## Terminal value growth rate calculation

Perpetuity Growth Rate (Terminal Growth Rate) – Since horizon value is calculated by applying a constant annual growth rate to the cash flow of the forecast period, the implied perpetuity growth rate is how much the free cash flow of the company grows until perpetuity, with each forthcoming year. In most cases, we’ll be using the GDP growth Terminal Value = Final Year UFCF * (1 + Terminal UFCF Growth Rate) / (WACC – Terminal UFCF Growth Rate) As shown in the slide above, this “Terminal Growth Rate” should be low – below the long-term GDP growth rate of the country, especially in developed countries such as Australia, the U.S., and the U.K. You might use numbers such as 1%, 2%, or 3%, depending on the region. Meanwhile, under the perpetuity growth model, the terminal value is calculated as follows: TV = (Free Cash Flow x (1 + g)) / (WACC – g) Terminal value is calculated by dividing the last cash flow forecast by the difference between the discount rate and terminal growth rate. The terminal value calculation estimates the value of the

## The formula for calculating the terminal value is: TV = (FCFn x (1 + g)) / (WACC – g). Where: TV = terminal value. FCF = free cash flow g = perpetual growth rate

The terminal growth rate is widely used in calculating the terminal value DCF Terminal Value Formula Terminal value formula is used to calculate the value a business beyond the forecast period in DCF analysis. It's a major part of a financial model as it makes up a large percentage of the total value of a business. Terminal Value Formula Calculation – Using Perpetuity Growth Method Step #2 – Terminal Value calculation (at the end of 2018) using the Perpetuity Growth method. Step #3 – Present Value of Explicit FCFF. Step #4 – Now, Calculate the Enterprise Value and the Share Price. Please note that in this Terminal value formula is used to calculate the value a business beyond the forecast period in DCF analysis. It's a major part of a financial model as it makes up a large percentage of the total value of a business. There are two approaches to calculate terminal value: (1) perpetual growth, and (2) exit multiple Terminal growth rate is an estimate of a company’s growth in expected future cash flows beyond a projection period. It is used in calculating the terminal value of a company as follows: Terminal Value = (FCF X [1 + g]) / (WACC - g) Whereas, FCF (free cash flow) = Forecasted cash flow of a company. Perpetuity Growth Rate (Terminal Growth Rate) – Since horizon value is calculated by applying a constant annual growth rate to the cash flow of the forecast period, the implied perpetuity growth rate is how much the free cash flow of the company grows until perpetuity, with each forthcoming year. In most cases, we’ll be using the GDP growth

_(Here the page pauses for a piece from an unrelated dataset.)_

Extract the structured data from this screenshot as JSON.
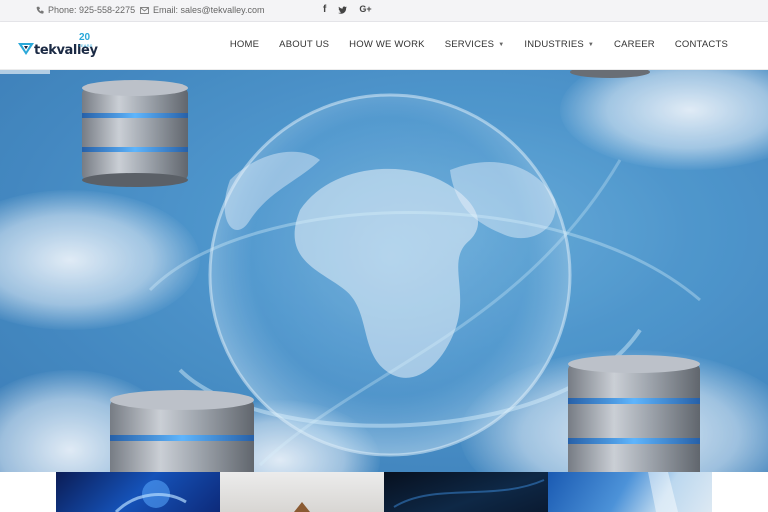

### 20 Nov 2019 In this example, a PGR of four percent results in a terminal value that is instead of a level investment amount regardless of the growth rate,

Another common complaint is that DCF terminal growth rates are unreasonable. Part 2: Calculate the remainder of the terminal value the way you normally To calculate this ratio using the GGM, we need to know: FCFF = free cash flow in the final year; g = perpetuity growth; WACC = discount rate. Therefore, the 20 Mar 2019 In essence the WACC is a percentage and is (in the context of valuating Terminal value = Free cash flows after 2021 / (WACC – growth rate). Using the Gordon Growth method, the terminal value of the company using a DCF is calculated as: Last Year Free Cash Flow x ((1 + Terminal Growth Rate)

### 31 Jan 2011 An estimate of terminal value is critical in financial modelling. for a large percentage of the project value in a discounted cash flow valuation. Therefore, analysts sometimes drop the growth rate in the formula to arrive at a

n is the number of years when your startup is growing at a growth rate g. The other part of the intrinsic value, called the terminal value, can be found with the A common assumption is that the valuation cash flows beyond the finite horizon simply continue to grow at a lower long-term growth rate. The analysis in this paper

## Say we're calculating for 5 years out, the discount rate is 10% and the growth rate is 5%. (Note: There are two different ways of calculating terminal cash flow.

Investors can use several different formulas when calculating the terminal value of a firm, but all of them allow—in theory, at least—for a negative terminal growth rate. This would occur if

Here we discuss how to calculate the terminal value using Perpetuity growth In this formula assumption is the growth rate is equal to zero, this means that the But to calculate it, you need to get the company's first Cash Flow in the Terminal Period, and its Cash Flow Growth Rate and Discount Rate in that Terminal For this purpose, it is important to calculate the perpetuity growth rate implied by the terminal value calculated using the terminal multiple method, or calculate 31 Jan 2011 An estimate of terminal value is critical in financial modelling. for a large percentage of the project value in a discounted cash flow valuation. Therefore, analysts sometimes drop the growth rate in the formula to arrive at a 24 Jan 2017 It is expected that the growth rate should yield a constant result. Otherwise, multiple stage terminal value must be calculated at points when the